After a two-year investigation, federal prosecutors could charge Edwards this week - possibly as early as Wednesday - with violating federal campaign laws when he ran for president in 2008, reports CBS News correspondent Jan Crawford.
A federal grand jury has been investigating whether Edwards misused up to $1 million in presidential campaign contributions to cover up his long-term affair with former aide, Rielle Hunter.
Edwards' team denies he violated campaign finance laws, but prosecutors are closing in.
"They could conclude that that was a misuse of campaign money for personal purposes, which would violate the campaign finance laws," campaign finance expert Fred Wertheimer told CBS News
Edwards has not commented publicly about the investigation. However, the federal grand jury in Raleigh has spent the past two years listening to testimony from key players. That indictment could come this week unless a plea deal is put in place.
"There's behind-the-scenes stuff going on quite frantically about a plea deal," Crawford said. "I mean, is he going to be able to try to reach some kind of an agreement with the Justice Department? It might mean lesser charges. I think the Justice Department, based on what my sources are telling me, are standing on a pretty hard line, which would make a plea deal pretty difficult. So either way, not a lot of great options for John Edwards. Plea deal, indictment. He's looking at some tough, tough times ahead."
Crawford noted, however, that "this is not an easy case" to make against Edwards, which is why the Justice Department has moved methodically.
Meanwhile, CBS News has learned that last week Edwards secretly met with reclusive heiress Rachel "Bunny" Mellon, the donor to the former presidential candidate. Prosecutors suspect Mellon helped finance attempts to keep the affair quiet.
Crawford reported sources close to Edwards say there was nothing nefarious about their meeting.
Crawford explained, "(They say) she was one of his most loyal supporters. And so it was this lunch between two old friends. But, it also could play to Edwards' legal strategy, and here's why: Prosecutors say her money was used to support his campaign. And so, therefore, it was a campaign contribution and you can't do that. But Edwards says, no, that's not true. All that money, which they call the 'Bunny money' ... was a gift from a friend. If he wasn't running for president, she would have given him that money anyway. That is his defense. And (Edwards' defense) says that lunch supports that. He's not running now and they're still getting together."
An indictment would mark a steep fall for a man once so near the pinnacle of power.
Edwards lived on a public stage: a multimillionaire trial lawyer who was elected U.S. senator in his first campaign for office; the democratic nominee for vice president in 2004; and then a contender for the White House in the 2008 election. And all the while, he was seen as a devoted father and loving husband of wife Elizabeth Edwards.

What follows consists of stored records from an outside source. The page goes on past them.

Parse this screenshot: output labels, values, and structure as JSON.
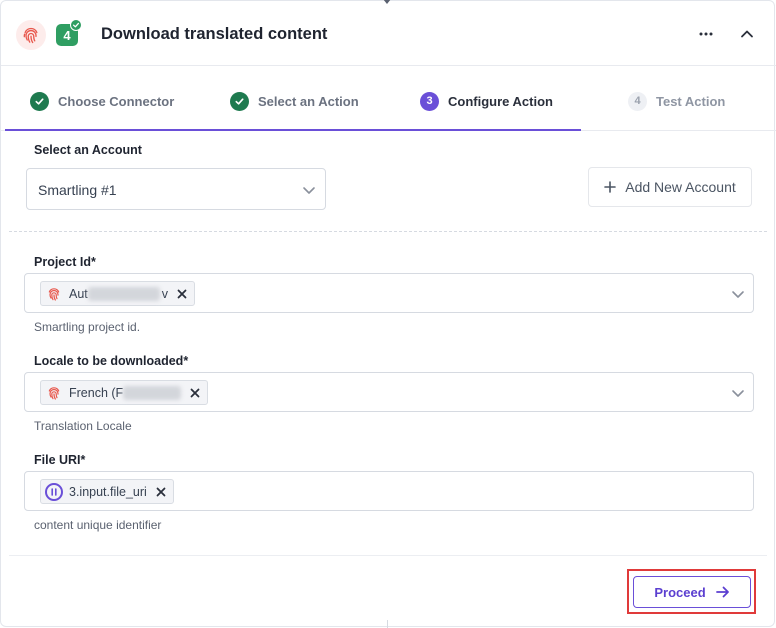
{
  "header": {
    "title": "Download translated content",
    "step_number": "4",
    "app_icon": "fingerprint-icon",
    "more_icon": "more-horizontal-icon",
    "collapse_icon": "chevron-up-icon"
  },
  "steps": [
    {
      "label": "Choose Connector",
      "state": "done",
      "marker": ""
    },
    {
      "label": "Select an Action",
      "state": "done",
      "marker": ""
    },
    {
      "label": "Configure Action",
      "state": "active",
      "marker": "3"
    },
    {
      "label": "Test Action",
      "state": "pending",
      "marker": "4"
    }
  ],
  "account": {
    "label": "Select an Account",
    "selected": "Smartling #1",
    "add_button": "Add New Account"
  },
  "fields": {
    "project": {
      "label": "Project Id*",
      "chip_text": "Aut",
      "chip_suffix": "v",
      "help": "Smartling project id."
    },
    "locale": {
      "label": "Locale to be downloaded*",
      "chip_text": "French (F",
      "help": "Translation Locale"
    },
    "file_uri": {
      "label": "File URI*",
      "chip_text": "3.input.file_uri",
      "help": "content unique identifier"
    }
  },
  "actions": {
    "proceed": "Proceed"
  },
  "colors": {
    "accent": "#6a4fd8",
    "success": "#1e7a4f",
    "brand": "#e8584d",
    "highlight": "#e03a3a"
  }
}
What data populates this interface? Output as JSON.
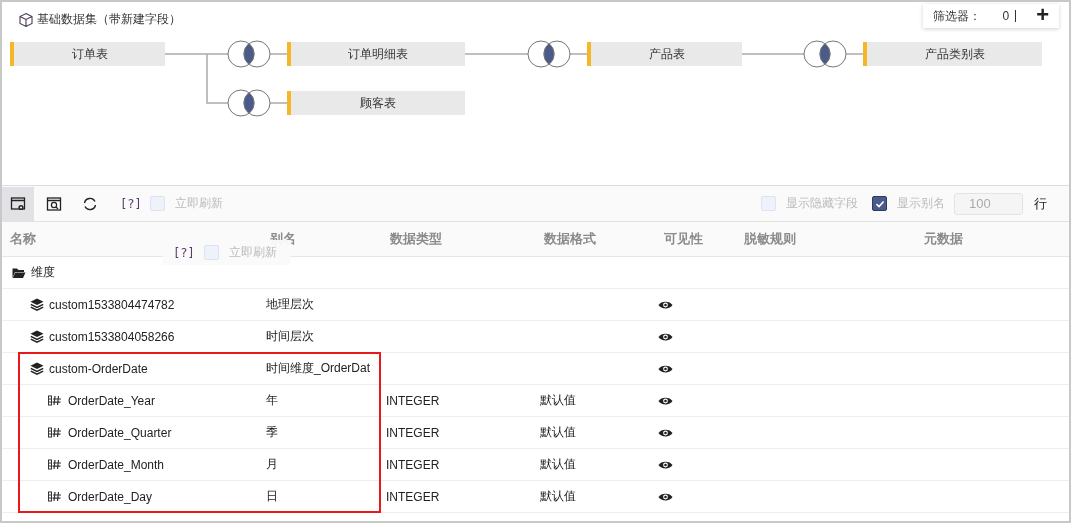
{
  "title": "基础数据集（带新建字段）",
  "filter": {
    "label": "筛选器：",
    "count": "0",
    "add": "+"
  },
  "diagram": {
    "table": {
      "name": "订单表",
      "joins": [
        {
          "name": "订单明细表",
          "joins": [
            {
              "name": "产品表",
              "joins": [
                {
                  "name": "产品类别表"
                }
              ]
            }
          ]
        },
        {
          "name": "顾客表"
        }
      ]
    }
  },
  "toolbar": {
    "view_buttons": [
      {
        "selected": true
      },
      {
        "selected": false
      },
      {
        "selected": false
      }
    ],
    "help": "[?]",
    "auto_refresh": {
      "label": "立即刷新",
      "checked": false,
      "disabled": true
    },
    "show_hidden": {
      "label": "显示隐藏字段",
      "checked": false,
      "disabled": true
    },
    "show_alias": {
      "label": "显示别名",
      "checked": true,
      "disabled": true
    },
    "rows_input": {
      "value": "100"
    },
    "rows_unit": "行"
  },
  "columns": [
    "名称",
    "别名",
    "数据类型",
    "数据格式",
    "可见性",
    "脱敏规则",
    "元数据"
  ],
  "drag_ghost": {
    "help": "[?]",
    "label": "立即刷新",
    "checked": false
  },
  "rows": [
    {
      "kind": "folder",
      "name": "维度",
      "visible": false,
      "highlighted": false,
      "children": [
        {
          "kind": "hierarchy",
          "name": "custom1533804474782",
          "alias": "地理层次",
          "visible": true,
          "highlighted": false
        },
        {
          "kind": "hierarchy",
          "name": "custom1533804058266",
          "alias": "时间层次",
          "visible": true,
          "highlighted": false
        },
        {
          "kind": "hierarchy",
          "name": "custom-OrderDate",
          "alias": "时间维度_OrderDat",
          "visible": true,
          "highlighted": true,
          "children": [
            {
              "kind": "number",
              "name": "OrderDate_Year",
              "alias": "年",
              "type": "INTEGER",
              "format": "默认值",
              "visible": true,
              "highlighted": false
            },
            {
              "kind": "number",
              "name": "OrderDate_Quarter",
              "alias": "季",
              "type": "INTEGER",
              "format": "默认值",
              "visible": true,
              "highlighted": false
            },
            {
              "kind": "number",
              "name": "OrderDate_Month",
              "alias": "月",
              "type": "INTEGER",
              "format": "默认值",
              "visible": true,
              "highlighted": false
            },
            {
              "kind": "number",
              "name": "OrderDate_Day",
              "alias": "日",
              "type": "INTEGER",
              "format": "默认值",
              "visible": true,
              "highlighted": false
            }
          ]
        }
      ]
    }
  ]
}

But in 2006, while his wife was battling a recurrence of breast cancer, Edwards began an affair Rielle Hunter, who produced videos for his campaign. A year later, the National Enquirer reported the two were having an affair. And then the bombshell: Hunter was pregnant with his child.
Edwards first denied the child was his and concocted a story that a top aide was the baby's father. But it was all a lie. Edwards eventually acknowledged he was the father of Hunter's baby. He and his wife Elizabeth separated. She died of cancer last December.